`showmount -e <servername>` Used to show exports that would be available to your machine.

[a] Querying `exportfs --help` and looking at the options is helpful. Note that the '-a' option checks '/etc/exports' and exports any directories that are there defined as exports but not yet exported. Corresponds to the function of `mount -a`. Note also that the '-u' option is used to unexport a previously exported filesystem.

Securing NFS
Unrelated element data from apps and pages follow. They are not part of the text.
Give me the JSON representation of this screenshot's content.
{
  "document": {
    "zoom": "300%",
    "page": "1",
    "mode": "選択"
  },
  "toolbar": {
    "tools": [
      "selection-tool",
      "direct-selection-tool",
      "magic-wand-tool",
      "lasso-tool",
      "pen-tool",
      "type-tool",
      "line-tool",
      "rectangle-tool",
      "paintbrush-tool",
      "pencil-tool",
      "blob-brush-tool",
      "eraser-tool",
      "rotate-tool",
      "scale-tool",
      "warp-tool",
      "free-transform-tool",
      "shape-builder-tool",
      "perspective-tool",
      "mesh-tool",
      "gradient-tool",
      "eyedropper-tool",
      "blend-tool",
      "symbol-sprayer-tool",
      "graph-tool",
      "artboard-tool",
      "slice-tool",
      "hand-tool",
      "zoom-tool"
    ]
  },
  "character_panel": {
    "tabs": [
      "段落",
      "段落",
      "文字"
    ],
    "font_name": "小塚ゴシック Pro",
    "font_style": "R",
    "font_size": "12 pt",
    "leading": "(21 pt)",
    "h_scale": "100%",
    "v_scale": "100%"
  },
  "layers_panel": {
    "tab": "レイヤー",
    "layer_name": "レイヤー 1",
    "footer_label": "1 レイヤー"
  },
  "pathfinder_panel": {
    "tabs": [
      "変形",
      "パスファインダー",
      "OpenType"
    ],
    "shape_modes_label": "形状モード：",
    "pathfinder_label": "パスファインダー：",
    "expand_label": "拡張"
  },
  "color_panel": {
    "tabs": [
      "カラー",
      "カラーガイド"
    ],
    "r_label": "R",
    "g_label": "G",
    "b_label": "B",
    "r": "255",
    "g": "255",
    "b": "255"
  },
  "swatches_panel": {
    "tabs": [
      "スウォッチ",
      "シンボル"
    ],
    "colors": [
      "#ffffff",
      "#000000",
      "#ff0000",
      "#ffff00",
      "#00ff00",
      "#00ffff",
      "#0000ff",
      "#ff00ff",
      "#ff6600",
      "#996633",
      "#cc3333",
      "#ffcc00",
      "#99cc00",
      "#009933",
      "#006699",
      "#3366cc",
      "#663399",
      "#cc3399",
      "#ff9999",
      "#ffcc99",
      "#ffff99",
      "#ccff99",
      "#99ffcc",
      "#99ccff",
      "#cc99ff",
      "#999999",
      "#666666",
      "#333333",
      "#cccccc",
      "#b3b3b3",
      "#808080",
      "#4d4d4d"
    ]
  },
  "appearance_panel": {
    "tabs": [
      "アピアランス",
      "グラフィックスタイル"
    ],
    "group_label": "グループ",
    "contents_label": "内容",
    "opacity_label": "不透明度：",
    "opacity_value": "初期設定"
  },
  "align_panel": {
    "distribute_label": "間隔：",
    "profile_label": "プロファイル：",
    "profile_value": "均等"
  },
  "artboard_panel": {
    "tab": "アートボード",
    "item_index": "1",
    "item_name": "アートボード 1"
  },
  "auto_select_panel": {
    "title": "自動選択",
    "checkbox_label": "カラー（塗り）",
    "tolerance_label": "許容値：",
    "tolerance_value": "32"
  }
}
Securing NFS comes in the typical two approaches: IP Tables and SELinux. NFSv4 runs on port 2049. Earlier versions needed additional ports. Running mixed versions may require additional configuration. A safe assumptions is that, since the RHCSA/RHCE tests are taken on RHEL 6 systems, and the default on those systems is NFSv4, port 2049 is all that will need to be addressed. In production environments where the NFS versions are mixed, either a Google search or referring to previous RHEL documentation would be in order.

When considering the connection between NFS and SELinux, the booleans will be of importance. The following program listing shows the output of the command `getsebool -a | grep nfs` on a Fedora system. The same command on a RHEL system will produce the output relevant to that system.

    root@intrepid ~/
    --> getsebool -a | grep nfs
    cobbler_use_nfs --> off
    ftpd_use_nfs --> off
    git_cgi_use_nfs --> off
    git_system_use_nfs --> off
    httpd_use_nfs --> off
    ksmtuned_use_nfs --> off
    mpd_use_nfs --> off
    nfs_export_all_ro --> on
    nfs_export_all_rw --> on
    nfsd_anon_write --> off
    polipo_use_nfs --> off
    samba_share_nfs --> off
    sanlock_use_nfs --> off
    sge_use_nfs --> off
    use_nfs_home_dirs --> off
    virt_use_nfs --> off
    xen_use_nfs --> off

For additional information regarding NFS and how it works with SELinux try the commands `man nfs_selinux` and `man nfsd_selinux`.

Additional Notes & Considerations for NFS

The command `man -k nfs` returns the following (note truncated output).

    exportfs (8)         - maintain table of exported NFS file systems
    exports (5)          - NFS server export table
    idmapd (8)           - NFSv4 ID <-> Name Mapper
    idmapd.conf (5)      - configuration file for libnfsidmap
    mount.nfs (8)        - mount a Network File System
    mountd (8)           - NFS mount daemon
    mountstats (8)       - Displays NFS client per-mount statistics
    nfs (5)              - fstab format and options for the nfs file systems
    nfs4_uid_to_name (3) - ID mapping routines used for NFSv4
    nfsd (7)             - special filesystem for controlling Linux NFS server
    nfsd (8)             - NFS server process
    showmount (8)        - show mount information for an NFS server

It might also be informative to look into the contents of and information about the package nfs4-acl-tools, which provides the NFSv4 ACL tools.

[25] See Wikipedia Article on NFS for details.

[26] When mounting NFS shares, the command often does the work for you with regards to type and options. In other words, it can often be simplified to `mount <server>:/<path>/<to>/<export> /<path>/<to>/<mountpoint>`.